Stephen Hallam and his wife Karen farm at the remote Grange Head Farm, two miles down the end of a valley from Egton Bridge, where they tenant from the Mulgrave Estate across 477 acres of mainly rough grazing, and have grazing rights on 4,500 acres on Egton High Moor right across to Rosedale.
Stephen said the local landscape that was once almost wholly taken up with Swaledale and Mule sheep now includes his and other farmers’ Cheviots too.
“When we first got them it was as though ‘what have the Hallams got these for? They’ll not do any good around here,’ but now there are loads of farmers with them.
“For me it is their hardiness, the way they grow and their cost effectiveness that makes all the difference. Our flock is now all Cheviots and has been for years. We have 1,600 breeding ewes and 1,000 of them are up on the moor where they do well even in the harsh north-easterly winds. They last longer too.
“They don’t need as much feed as when we had the Swaledales and they produce what other Cheviot breeders as well as us are now seeing as better lambs, achieving weights at anywhere between 40-45 kilos.
“We sold all the remainder of our latest crop of lambs destined for the meat trade as stores last year due to the prices. They go on to fatteners who will take them through to around 55 kilos. The ewes are great at producing a very healthy, solid-bodied lamb.”
Stephen buys new Cheviot tups for his flock from the society breed sales held at Lockerbie and Lairg, way up in the Scottish Highlands, every year. It’s the longest journey he makes, nearly 400 miles, but with good reason.

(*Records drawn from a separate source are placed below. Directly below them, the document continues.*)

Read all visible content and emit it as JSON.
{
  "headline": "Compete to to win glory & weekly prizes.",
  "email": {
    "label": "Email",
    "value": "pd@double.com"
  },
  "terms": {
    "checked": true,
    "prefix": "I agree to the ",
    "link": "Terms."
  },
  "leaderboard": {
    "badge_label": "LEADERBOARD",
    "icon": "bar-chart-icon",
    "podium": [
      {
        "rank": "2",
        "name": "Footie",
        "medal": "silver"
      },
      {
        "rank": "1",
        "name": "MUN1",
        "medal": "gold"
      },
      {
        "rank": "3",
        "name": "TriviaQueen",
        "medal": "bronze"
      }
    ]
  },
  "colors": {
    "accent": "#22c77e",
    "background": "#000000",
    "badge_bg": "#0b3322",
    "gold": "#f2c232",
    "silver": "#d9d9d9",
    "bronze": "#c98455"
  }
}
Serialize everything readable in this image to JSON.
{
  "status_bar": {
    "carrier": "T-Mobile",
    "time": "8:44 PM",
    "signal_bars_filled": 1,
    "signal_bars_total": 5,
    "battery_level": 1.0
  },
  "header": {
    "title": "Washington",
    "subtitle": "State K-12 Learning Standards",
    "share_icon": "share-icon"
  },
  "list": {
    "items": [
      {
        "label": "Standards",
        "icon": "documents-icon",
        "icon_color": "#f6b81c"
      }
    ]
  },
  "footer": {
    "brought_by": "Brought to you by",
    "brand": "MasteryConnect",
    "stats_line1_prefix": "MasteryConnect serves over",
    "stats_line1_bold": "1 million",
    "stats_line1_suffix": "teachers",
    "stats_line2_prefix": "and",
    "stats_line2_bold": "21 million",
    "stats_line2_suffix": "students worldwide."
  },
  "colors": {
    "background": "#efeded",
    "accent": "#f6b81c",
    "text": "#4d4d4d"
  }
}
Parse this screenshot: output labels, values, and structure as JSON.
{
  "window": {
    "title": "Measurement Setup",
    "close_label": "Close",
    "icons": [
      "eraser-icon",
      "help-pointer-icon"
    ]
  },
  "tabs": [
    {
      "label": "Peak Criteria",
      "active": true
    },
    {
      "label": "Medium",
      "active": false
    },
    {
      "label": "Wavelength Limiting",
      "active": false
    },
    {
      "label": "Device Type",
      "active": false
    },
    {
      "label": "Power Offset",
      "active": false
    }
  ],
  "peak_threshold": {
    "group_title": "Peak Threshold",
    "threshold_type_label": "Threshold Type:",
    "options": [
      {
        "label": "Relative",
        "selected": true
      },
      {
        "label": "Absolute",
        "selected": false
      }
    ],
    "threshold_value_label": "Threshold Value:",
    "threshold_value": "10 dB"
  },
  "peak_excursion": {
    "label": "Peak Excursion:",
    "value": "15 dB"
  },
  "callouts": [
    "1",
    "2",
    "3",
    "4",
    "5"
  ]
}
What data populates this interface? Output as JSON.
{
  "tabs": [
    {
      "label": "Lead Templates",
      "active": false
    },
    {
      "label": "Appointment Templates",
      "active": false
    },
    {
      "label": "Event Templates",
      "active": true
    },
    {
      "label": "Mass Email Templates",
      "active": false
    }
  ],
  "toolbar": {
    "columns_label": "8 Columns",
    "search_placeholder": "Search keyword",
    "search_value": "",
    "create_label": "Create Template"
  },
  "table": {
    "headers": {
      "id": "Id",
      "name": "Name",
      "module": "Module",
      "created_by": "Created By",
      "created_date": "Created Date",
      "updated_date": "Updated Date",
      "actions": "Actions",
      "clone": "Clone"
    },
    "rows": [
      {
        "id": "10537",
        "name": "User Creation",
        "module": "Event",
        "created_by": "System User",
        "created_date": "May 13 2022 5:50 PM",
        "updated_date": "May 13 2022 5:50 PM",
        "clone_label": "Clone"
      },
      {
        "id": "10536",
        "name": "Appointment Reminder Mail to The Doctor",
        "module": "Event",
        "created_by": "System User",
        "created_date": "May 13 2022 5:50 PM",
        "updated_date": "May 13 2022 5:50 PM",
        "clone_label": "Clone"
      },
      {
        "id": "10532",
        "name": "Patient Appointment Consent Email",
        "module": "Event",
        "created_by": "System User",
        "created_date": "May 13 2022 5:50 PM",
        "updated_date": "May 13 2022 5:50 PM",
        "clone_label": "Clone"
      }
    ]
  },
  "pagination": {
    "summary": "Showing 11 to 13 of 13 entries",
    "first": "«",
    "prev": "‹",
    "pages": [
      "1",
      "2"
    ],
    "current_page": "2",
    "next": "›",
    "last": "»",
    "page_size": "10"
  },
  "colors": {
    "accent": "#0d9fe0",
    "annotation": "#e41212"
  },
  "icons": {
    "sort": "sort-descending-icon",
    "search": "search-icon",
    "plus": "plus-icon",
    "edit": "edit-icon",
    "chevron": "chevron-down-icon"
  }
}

“The tups sold at both auction marts are the hardiest you will find and at Lairg they are even hardier. We do need that kind of tup up here, but we don’t go silly on price. The highest price we’ve paid is £3,000.”
Stephen said the move towards the North Country Cheviots started when they purchased 170 Cheviot ewe lambs from one of the breed’s best-known names.
“We bought them from Joyce Campbell in Armadale who has been Scottish Sheep Farmer of the Year and we just kept increasing their numbers by breeding more ourselves and decreasing the Swaledales as we grew the Cheviot numbers until we became totally North Country Cheviots.
“We start lambing on April 1 each year for what usually amounts to four weeks. That’s myself, Karen and one of our two sons, Jamie, who runs a digger business the rest of the year apart from April.
“We will have all our sheep scanned next week by Tim Dunn of Bransdale and we normally hit around 155-160 per cent prolificacy overall. The Cheviot is not known for having a lot of lambs.”
Stephen said the saleability of his wether lambs was one of the most immediately noticeable positives of having switched to Cheviots. “We had always struggled selling wether lambs until taking on the Cheviots, which sell really well. We also sell surplus ewe lambs well too.
“We start gathering up our wether lambs on the moor at about the middle of August and that usually means that about three-quarters of the wethers that have grown best can be got away as soon as possible. The smaller ones will grow on to be sold later.”
Stephen said that he tries to keep back around 400 ewe lambs each year as replacements for the flock as he sells ewes as four-crops. He sells around 250 ewe lambs to other Cheviot and commercial breeders with the remainder of his ewe lambs being sold starting from the end of September, but nothing generally goes through a livestock market.
“Everything goes privately and most of our buyers tend to come here with many buying 30-40 at a time. The reason we don’t generally go to markets is that those that buy Cheviots in any significant number are miles away and as we’re stuck in a corner it takes too long for us to get anywhere regularly.”
This year could be a first for Stephen and Karen. Stephen said they are preparing for a foray into selling rams at the annual Lockerbie sale.
“If all goes according to plan we will be going. We generally keep back around 15-20 ram lambs with a view to then selecting four or five for ourselves. We’ve held back from going up to one of the major sales with any of our own and you can only really go if you have something worthwhile. We’ve been working at it now for a few years. Hopefully, we will have something that looks right.”
Stephen and Karen moved to Grange Head Farm from near Glossop in Derbyshire where Stephen had been born, the youngest of nine siblings. Stephen said the land is similar to what they farmed in the hills around Chunal.
“We moved here because we wanted our own farm, big enough to bring up our family. The east winds can be a killer and the Beast from the East fettled us a few years ago when we lost around 60 lambs, not from the snow but just how cold it was. “.
Stephen said the farm isn’t all rough grazing and moorland. “We have 150 of our tenanted acres that we can mow and we rent a further 150 acres in the village.”
Stephen was always destined to be a farmer but has found that even with 1,600 breeding ewes there has been a need to diversify.
“Farming was all I ever wanted, as well as family. Karen and I have two other sons, Jack who has a joinery business in Egton Bridge, and John who is studying politics at Teesside University. We have a daughter, Kate, who is still at school.
“I always want most of my income to come from breeding quality sheep, but with us losing the single farm payment we realised we would have to do something else. That’s why we bought two diggers.”